Quiz: Name the 3 U.S. vice presidents that were from Indiana.
You might have guessed two fairly recent ones. The third is rather obscure: Schuyler Colfax from South Bend, VP to U.S. Grant (1869-1873).
I just completed reading a biography of Colfax, written by Willard H. Smith in 1951 (no relation to me). Before becoming vice president, he was Speaker of the House of Representatives. Here's an interesting tidbit from the book (and reason for the blog title).
"When Congress reconvened in December for the short session, there was seen the unusual spectacle of a Vice-President-elect presiding over the deliberations of the House. An unfortunate, stormy scene presented itself in these closing days of the speakership. When the Senate and House met in joint session to count the electoral vote, there was disagreement and hot debate over counting the vote of Georgia. The vote was challenged because the Georgia legislature, on September 3 (1868), had expelled its Negro members, replacing them with whites on the ground that Negro suffrage did not include Negro officeholding." (Chaos, confusion, disorder, defiance, etc., followed.) "A compromise was worked out which provided that the vote should be announce both with and without the Georgia vote, Grant and Colfax being elected in either case." (Electoral results were 214 to 80.)
So, as in 1868, Georgia was again in the headlines during our recent election. Remarkable, eh?
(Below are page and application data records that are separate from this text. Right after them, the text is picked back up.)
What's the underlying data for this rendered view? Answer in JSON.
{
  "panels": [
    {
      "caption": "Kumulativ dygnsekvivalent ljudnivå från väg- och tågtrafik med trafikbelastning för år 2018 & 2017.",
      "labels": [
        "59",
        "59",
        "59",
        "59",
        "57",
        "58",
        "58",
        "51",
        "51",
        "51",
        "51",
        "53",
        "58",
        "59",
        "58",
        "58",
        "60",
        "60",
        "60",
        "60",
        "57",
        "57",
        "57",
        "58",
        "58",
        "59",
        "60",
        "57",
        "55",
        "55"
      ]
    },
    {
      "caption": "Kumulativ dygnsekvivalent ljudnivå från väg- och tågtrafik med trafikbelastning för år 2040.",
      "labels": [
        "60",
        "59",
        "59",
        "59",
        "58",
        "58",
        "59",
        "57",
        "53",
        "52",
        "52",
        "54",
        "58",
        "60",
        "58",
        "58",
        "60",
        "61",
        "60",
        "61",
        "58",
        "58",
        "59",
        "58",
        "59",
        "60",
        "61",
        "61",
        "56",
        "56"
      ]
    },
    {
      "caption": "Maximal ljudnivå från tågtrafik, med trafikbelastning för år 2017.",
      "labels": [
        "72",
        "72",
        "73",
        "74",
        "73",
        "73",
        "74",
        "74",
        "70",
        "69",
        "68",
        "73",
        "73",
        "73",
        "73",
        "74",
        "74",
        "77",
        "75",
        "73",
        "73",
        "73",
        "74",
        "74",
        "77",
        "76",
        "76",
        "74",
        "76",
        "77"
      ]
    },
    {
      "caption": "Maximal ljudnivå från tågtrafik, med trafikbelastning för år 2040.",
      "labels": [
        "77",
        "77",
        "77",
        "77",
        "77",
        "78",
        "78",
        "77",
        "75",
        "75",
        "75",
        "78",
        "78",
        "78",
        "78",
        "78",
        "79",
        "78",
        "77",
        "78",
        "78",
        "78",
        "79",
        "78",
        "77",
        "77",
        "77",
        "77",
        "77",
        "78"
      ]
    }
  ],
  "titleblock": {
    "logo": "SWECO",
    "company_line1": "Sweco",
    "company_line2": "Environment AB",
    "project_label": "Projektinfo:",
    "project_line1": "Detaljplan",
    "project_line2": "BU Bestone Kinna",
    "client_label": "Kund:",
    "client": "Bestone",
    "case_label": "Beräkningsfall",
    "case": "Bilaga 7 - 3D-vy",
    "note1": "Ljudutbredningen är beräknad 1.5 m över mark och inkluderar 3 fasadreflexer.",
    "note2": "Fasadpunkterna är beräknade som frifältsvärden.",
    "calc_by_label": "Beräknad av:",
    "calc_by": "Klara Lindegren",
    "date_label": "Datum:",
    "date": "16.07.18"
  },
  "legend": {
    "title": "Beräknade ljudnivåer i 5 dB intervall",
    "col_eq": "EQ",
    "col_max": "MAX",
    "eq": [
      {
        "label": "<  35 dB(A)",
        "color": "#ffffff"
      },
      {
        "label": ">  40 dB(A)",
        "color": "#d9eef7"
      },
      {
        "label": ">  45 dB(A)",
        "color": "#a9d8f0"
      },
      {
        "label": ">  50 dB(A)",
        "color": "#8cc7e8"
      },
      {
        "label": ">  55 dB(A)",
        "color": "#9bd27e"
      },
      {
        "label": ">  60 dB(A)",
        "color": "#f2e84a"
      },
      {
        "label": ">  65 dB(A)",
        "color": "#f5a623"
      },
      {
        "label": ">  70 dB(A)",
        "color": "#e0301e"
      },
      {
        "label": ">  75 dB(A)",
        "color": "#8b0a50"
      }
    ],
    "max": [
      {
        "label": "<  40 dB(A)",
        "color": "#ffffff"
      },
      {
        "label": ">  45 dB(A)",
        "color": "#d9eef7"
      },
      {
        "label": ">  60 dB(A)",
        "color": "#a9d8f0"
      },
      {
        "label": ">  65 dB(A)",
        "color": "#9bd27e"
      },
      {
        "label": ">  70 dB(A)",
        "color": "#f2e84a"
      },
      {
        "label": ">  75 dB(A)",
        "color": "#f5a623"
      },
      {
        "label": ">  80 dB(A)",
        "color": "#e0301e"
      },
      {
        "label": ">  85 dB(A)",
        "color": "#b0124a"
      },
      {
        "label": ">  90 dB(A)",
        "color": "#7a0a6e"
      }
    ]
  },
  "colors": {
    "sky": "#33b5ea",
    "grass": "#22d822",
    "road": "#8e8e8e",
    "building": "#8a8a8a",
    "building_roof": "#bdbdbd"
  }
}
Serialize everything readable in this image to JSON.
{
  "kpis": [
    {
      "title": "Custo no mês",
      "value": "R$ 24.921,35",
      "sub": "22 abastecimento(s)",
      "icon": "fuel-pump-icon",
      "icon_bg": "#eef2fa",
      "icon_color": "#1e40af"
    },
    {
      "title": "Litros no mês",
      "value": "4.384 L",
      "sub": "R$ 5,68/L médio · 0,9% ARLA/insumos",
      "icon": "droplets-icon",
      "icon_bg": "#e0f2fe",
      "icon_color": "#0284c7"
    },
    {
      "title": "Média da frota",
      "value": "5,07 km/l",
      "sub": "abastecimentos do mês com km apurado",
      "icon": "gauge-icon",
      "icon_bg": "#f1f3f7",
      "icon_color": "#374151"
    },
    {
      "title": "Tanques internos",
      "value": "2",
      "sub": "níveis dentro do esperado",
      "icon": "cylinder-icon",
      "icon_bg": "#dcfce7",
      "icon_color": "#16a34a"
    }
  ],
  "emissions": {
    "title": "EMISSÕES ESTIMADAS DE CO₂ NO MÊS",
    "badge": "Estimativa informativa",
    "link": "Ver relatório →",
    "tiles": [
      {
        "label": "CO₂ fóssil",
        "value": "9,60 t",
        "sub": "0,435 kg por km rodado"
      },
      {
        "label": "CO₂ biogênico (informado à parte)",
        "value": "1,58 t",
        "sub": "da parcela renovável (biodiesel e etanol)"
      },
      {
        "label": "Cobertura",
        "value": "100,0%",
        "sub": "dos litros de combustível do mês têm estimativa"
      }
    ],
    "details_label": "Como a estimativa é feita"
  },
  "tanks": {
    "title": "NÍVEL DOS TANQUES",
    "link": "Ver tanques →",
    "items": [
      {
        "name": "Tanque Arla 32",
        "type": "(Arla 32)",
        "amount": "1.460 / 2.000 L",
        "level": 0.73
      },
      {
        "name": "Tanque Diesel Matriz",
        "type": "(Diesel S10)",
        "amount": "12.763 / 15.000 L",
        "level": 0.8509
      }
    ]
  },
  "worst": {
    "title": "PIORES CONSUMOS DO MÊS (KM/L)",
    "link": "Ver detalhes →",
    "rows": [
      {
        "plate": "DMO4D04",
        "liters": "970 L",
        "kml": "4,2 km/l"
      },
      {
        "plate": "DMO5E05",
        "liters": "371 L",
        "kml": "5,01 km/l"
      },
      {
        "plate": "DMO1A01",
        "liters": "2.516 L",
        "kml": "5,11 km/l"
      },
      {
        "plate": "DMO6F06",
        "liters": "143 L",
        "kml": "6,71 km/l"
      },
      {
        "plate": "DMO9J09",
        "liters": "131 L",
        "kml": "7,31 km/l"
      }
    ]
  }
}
(By the way, Dan Quayle and Pence were the other two VPs from Indiana--not something to brag about.)